Data records:
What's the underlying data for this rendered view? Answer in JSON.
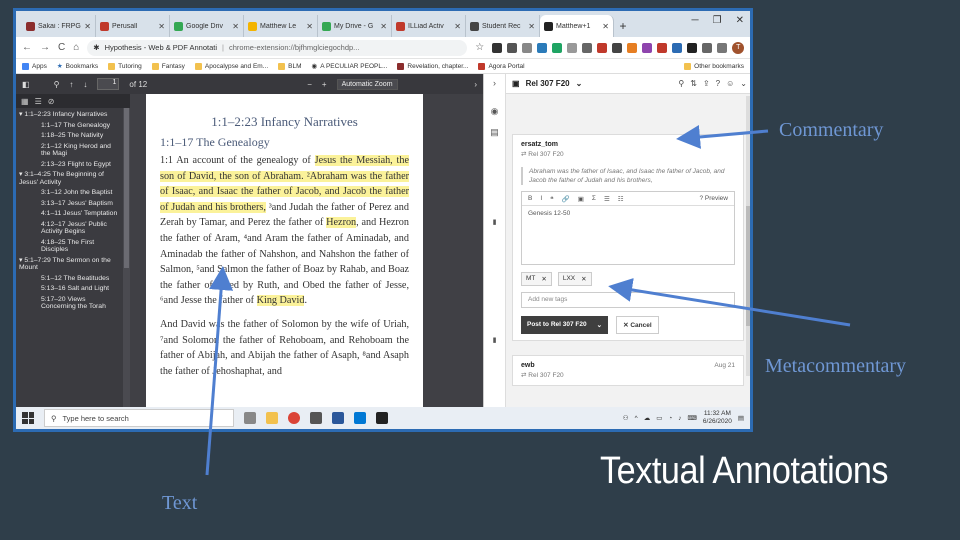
{
  "browser": {
    "tabs": [
      {
        "label": "Sakai : FRPG",
        "color": "#8b2d2d"
      },
      {
        "label": "Perusall",
        "color": "#c0392b"
      },
      {
        "label": "Google Driv",
        "color": "#34a853"
      },
      {
        "label": "Matthew Le",
        "color": "#f4b400"
      },
      {
        "label": "My Drive - G",
        "color": "#34a853"
      },
      {
        "label": "ILLiad Activ",
        "color": "#c0392b"
      },
      {
        "label": "Student Rec",
        "color": "#444444"
      },
      {
        "label": "Matthew+1",
        "color": "#222222",
        "active": true
      }
    ],
    "omnibox_title": "Hypothesis - Web & PDF Annotati",
    "omnibox_url": "chrome-extension://bjfhmglciegochdp...",
    "bookmarks": [
      "Apps",
      "Bookmarks",
      "Tutoring",
      "Fantasy",
      "Apocalypse and Em...",
      "BLM",
      "A PECULIAR PEOPL...",
      "Revelation, chapter...",
      "Agora Portal"
    ],
    "other_bookmarks": "Other bookmarks",
    "avatar_letter": "T"
  },
  "pdf": {
    "page_number": "1",
    "page_count": "of 12",
    "zoom": "Automatic Zoom",
    "outline": [
      {
        "label": "1:1–2:23 Infancy Narratives",
        "level": "top"
      },
      {
        "label": "1:1–17 The Genealogy",
        "level": "sub"
      },
      {
        "label": "1:18–25 The Nativity",
        "level": "sub"
      },
      {
        "label": "2:1–12 King Herod and the Magi",
        "level": "sub"
      },
      {
        "label": "2:13–23 Flight to Egypt",
        "level": "sub"
      },
      {
        "label": "3:1–4:25 The Beginning of Jesus' Activity",
        "level": "top"
      },
      {
        "label": "3:1–12 John the Baptist",
        "level": "sub"
      },
      {
        "label": "3:13–17 Jesus' Baptism",
        "level": "sub"
      },
      {
        "label": "4:1–11 Jesus' Temptation",
        "level": "sub"
      },
      {
        "label": "4:12–17 Jesus' Public Activity Begins",
        "level": "sub"
      },
      {
        "label": "4:18–25 The First Disciples",
        "level": "sub"
      },
      {
        "label": "5:1–7:29 The Sermon on the Mount",
        "level": "top"
      },
      {
        "label": "5:1–12 The Beatitudes",
        "level": "sub"
      },
      {
        "label": "5:13–16 Salt and Light",
        "level": "sub"
      },
      {
        "label": "5:17–20 Views Concerning the Torah",
        "level": "sub"
      }
    ],
    "heading": "1:1–2:23 Infancy Narratives",
    "subheading": "1:1–17 The Genealogy",
    "para1_a": "1:1 An account of the genealogy of ",
    "para1_hl1": "Jesus the Messiah, the son of David, the son of Abraham. ²Abraham was the father of Isaac, and Isaac the father of Jacob, and Jacob the father of Judah and his brothers,",
    "para1_b": " ³and Judah the father of Perez and Zerah by Tamar, and Perez the father of ",
    "para1_hl2": "Hezron",
    "para1_c": ", and Hezron the father of Aram, ⁴and Aram the father of Aminadab, and Aminadab the father of Nahshon, and Nahshon the father of Salmon, ⁵and Salmon the father of Boaz by Rahab, and Boaz the father of Obed by Ruth, and Obed the father of Jesse, ⁶and Jesse the father of ",
    "para1_hl3": "King David",
    "para1_d": ".",
    "para2": "And David was the father of Solomon by the wife of Uriah, ⁷and Solomon the father of Rehoboam, and Rehoboam the father of Abijah, and Abijah the father of Asaph, ⁸and Asaph the father of Jehoshaphat, and"
  },
  "hypothesis": {
    "group_name": "Rel 307 F20",
    "annotation": {
      "user": "ersatz_tom",
      "group": "Rel 307 F20",
      "quote": "Abraham was the father of Isaac, and Isaac the father of Jacob, and Jacob the father of Judah and his brothers,",
      "editor_toolbar": [
        "B",
        "I",
        "❝",
        "🔗",
        "▣",
        "Σ",
        "☰",
        "☷"
      ],
      "preview_label": "Preview",
      "body_text": "Genesis 12-50",
      "tags": [
        "MT",
        "LXX"
      ],
      "tag_placeholder": "Add new tags",
      "post_label": "Post to Rel 307 F20",
      "cancel_label": "Cancel"
    },
    "second": {
      "user": "ewb",
      "group": "Rel 307 F20",
      "date": "Aug 21"
    }
  },
  "taskbar": {
    "search_placeholder": "Type here to search",
    "time": "11:32 AM",
    "date": "6/26/2020"
  },
  "slide": {
    "commentary": "Commentary",
    "metacommentary": "Metacommentary",
    "text": "Text",
    "title": "Textual Annotations"
  }
}
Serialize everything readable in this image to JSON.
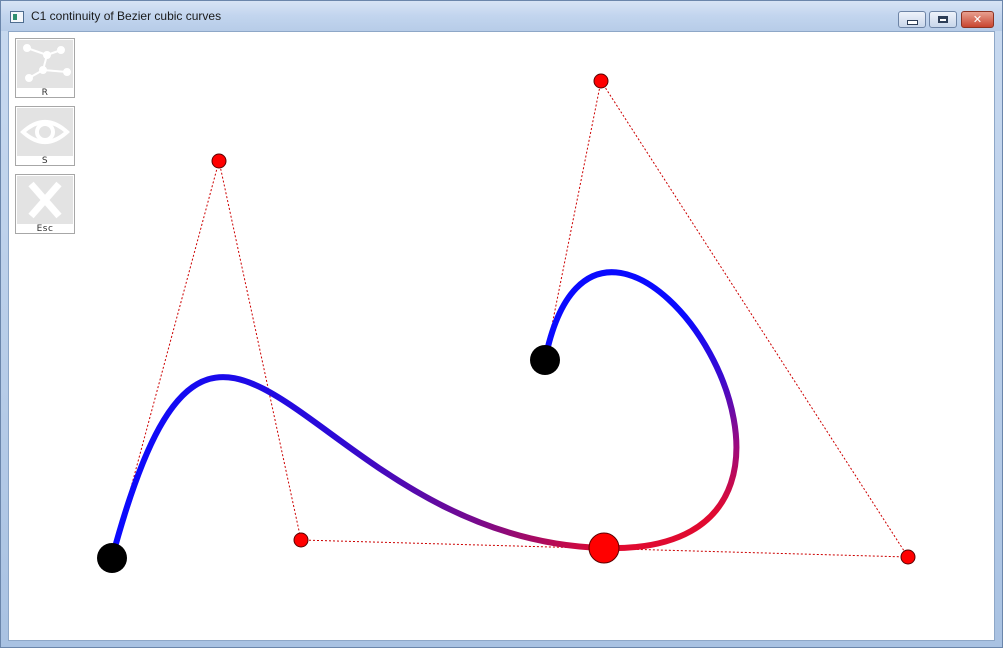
{
  "window": {
    "title": "C1 continuity of Bezier cubic curves",
    "controls": {
      "minimize": "minimize",
      "maximize": "maximize",
      "close": "✕"
    }
  },
  "toolbar": {
    "buttons": [
      {
        "key": "R",
        "icon": "random-points-icon"
      },
      {
        "key": "S",
        "icon": "eye-icon"
      },
      {
        "key": "Esc",
        "icon": "close-x-icon"
      }
    ]
  },
  "colors": {
    "curve_start": "#0000ff",
    "curve_end": "#e00020",
    "control_point": "#ff0000",
    "endpoint": "#000000",
    "control_polygon": "#cc0000"
  }
}
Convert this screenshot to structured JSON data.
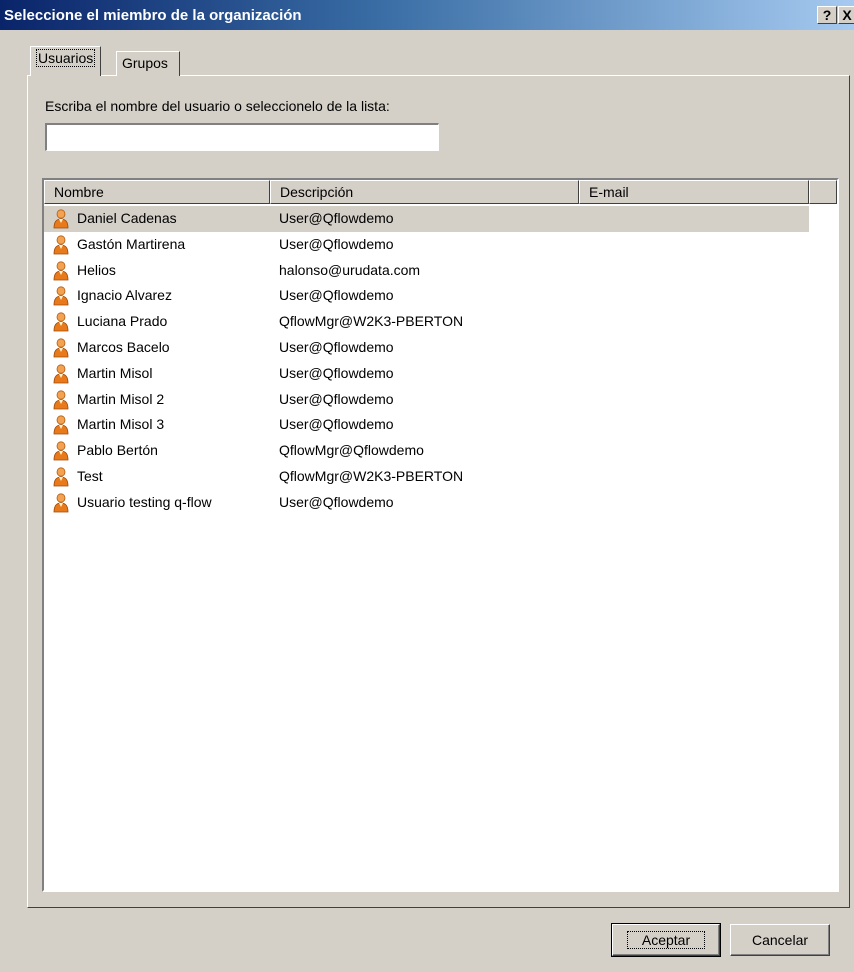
{
  "window": {
    "title": "Seleccione el miembro de la organización",
    "help_label": "?",
    "close_label": "X"
  },
  "tabs": [
    {
      "label": "Usuarios",
      "active": true
    },
    {
      "label": "Grupos",
      "active": false
    }
  ],
  "search": {
    "prompt": "Escriba el nombre del usuario o seleccionelo de la lista:",
    "value": "",
    "placeholder": ""
  },
  "list": {
    "columns": [
      "Nombre",
      "Descripción",
      "E-mail"
    ],
    "rows": [
      {
        "name": "Daniel Cadenas",
        "description": "User@Qflowdemo",
        "email": "",
        "selected": true
      },
      {
        "name": "Gastón Martirena",
        "description": "User@Qflowdemo",
        "email": "",
        "selected": false
      },
      {
        "name": "Helios",
        "description": "halonso@urudata.com",
        "email": "",
        "selected": false
      },
      {
        "name": "Ignacio Alvarez",
        "description": "User@Qflowdemo",
        "email": "",
        "selected": false
      },
      {
        "name": "Luciana Prado",
        "description": "QflowMgr@W2K3-PBERTON",
        "email": "",
        "selected": false
      },
      {
        "name": "Marcos Bacelo",
        "description": "User@Qflowdemo",
        "email": "",
        "selected": false
      },
      {
        "name": "Martin Misol",
        "description": "User@Qflowdemo",
        "email": "",
        "selected": false
      },
      {
        "name": "Martin Misol 2",
        "description": "User@Qflowdemo",
        "email": "",
        "selected": false
      },
      {
        "name": "Martin Misol 3",
        "description": "User@Qflowdemo",
        "email": "",
        "selected": false
      },
      {
        "name": "Pablo Bertón",
        "description": "QflowMgr@Qflowdemo",
        "email": "",
        "selected": false
      },
      {
        "name": "Test",
        "description": "QflowMgr@W2K3-PBERTON",
        "email": "",
        "selected": false
      },
      {
        "name": "Usuario testing q-flow",
        "description": "User@Qflowdemo",
        "email": "",
        "selected": false
      }
    ],
    "row_icon": "user-icon"
  },
  "buttons": {
    "ok_label": "Aceptar",
    "cancel_label": "Cancelar"
  },
  "colors": {
    "titlebar_start": "#0a246a",
    "titlebar_end": "#a6caf0",
    "dialog_face": "#d4d0c8",
    "user_icon": "#e87a1c"
  }
}
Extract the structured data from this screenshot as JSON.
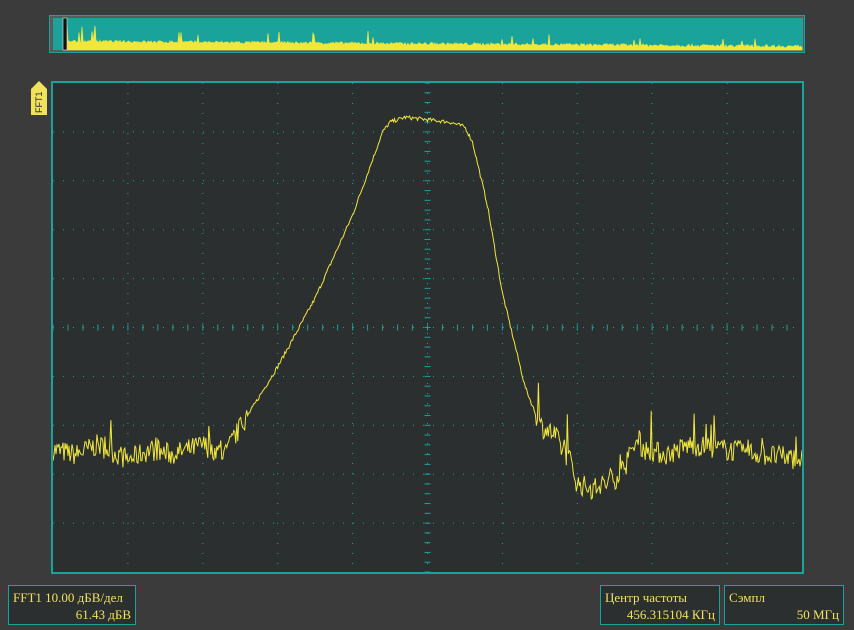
{
  "overview": {
    "colors": {
      "background": "#1aa39b",
      "trace": "#f0e63c",
      "marker": "#111111"
    }
  },
  "screen": {
    "channel_marker": "FFT1",
    "colors": {
      "grid": "#1aa39b",
      "trace": "#f0e63c",
      "background": "#2b2f2f"
    },
    "grid": {
      "divisions_x": 10,
      "divisions_y": 10
    }
  },
  "channel_panel": {
    "label": "FFT1",
    "scale": "10.00 дБВ/дел",
    "offset": "61.43 дБВ"
  },
  "center_panel": {
    "label": "Центр частоты",
    "value": "456.315104 КГц"
  },
  "sample_panel": {
    "label": "Сэмпл",
    "value": "50 МГц"
  },
  "chart_data": {
    "type": "line",
    "title": "",
    "xlabel": "",
    "ylabel": "",
    "x_divisions": [
      0,
      10
    ],
    "y_divisions": [
      0,
      10
    ],
    "grid": true,
    "series": [
      {
        "x": [
          0,
          0.3,
          0.6,
          1.0,
          1.3,
          1.6,
          2.0,
          2.3,
          2.4,
          3.0,
          3.5,
          4.0,
          4.4,
          4.5,
          4.7,
          5.0,
          5.3,
          5.5,
          5.6,
          5.8,
          6.0,
          6.3,
          6.5,
          6.7,
          6.8,
          6.9,
          7.0,
          7.2,
          7.3,
          7.5,
          7.6,
          7.65,
          7.7,
          7.8,
          7.9,
          8.2,
          8.5,
          9.0,
          9.5,
          10
        ],
        "y": [
          2.5,
          2.4,
          2.6,
          2.3,
          2.5,
          2.4,
          2.6,
          2.4,
          2.7,
          4.2,
          5.6,
          7.3,
          9.0,
          9.2,
          9.3,
          9.25,
          9.2,
          9.1,
          8.8,
          7.5,
          5.7,
          3.8,
          3.0,
          2.8,
          2.5,
          2.3,
          1.8,
          1.7,
          1.75,
          1.9,
          2.1,
          2.2,
          2.3,
          2.7,
          2.5,
          2.4,
          2.6,
          2.5,
          2.4,
          2.3
        ]
      }
    ]
  }
}
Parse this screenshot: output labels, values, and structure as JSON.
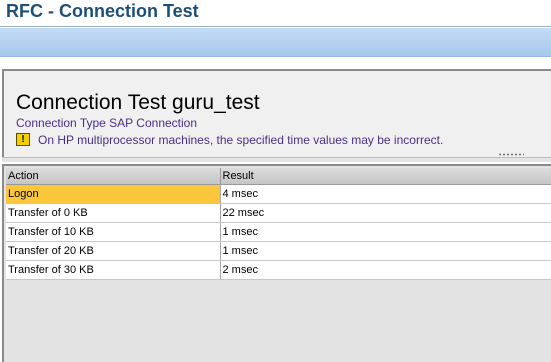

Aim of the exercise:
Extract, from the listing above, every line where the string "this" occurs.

Exercise solution:
What's the underlying data for this rendered view? Answer in JSON.
Serialize everything readable in this image to JSON.
Convert this screenshot to structured JSON data.
Extract the structured data from this screenshot as JSON.
Parse this screenshot: output labels, values, and structure as JSON.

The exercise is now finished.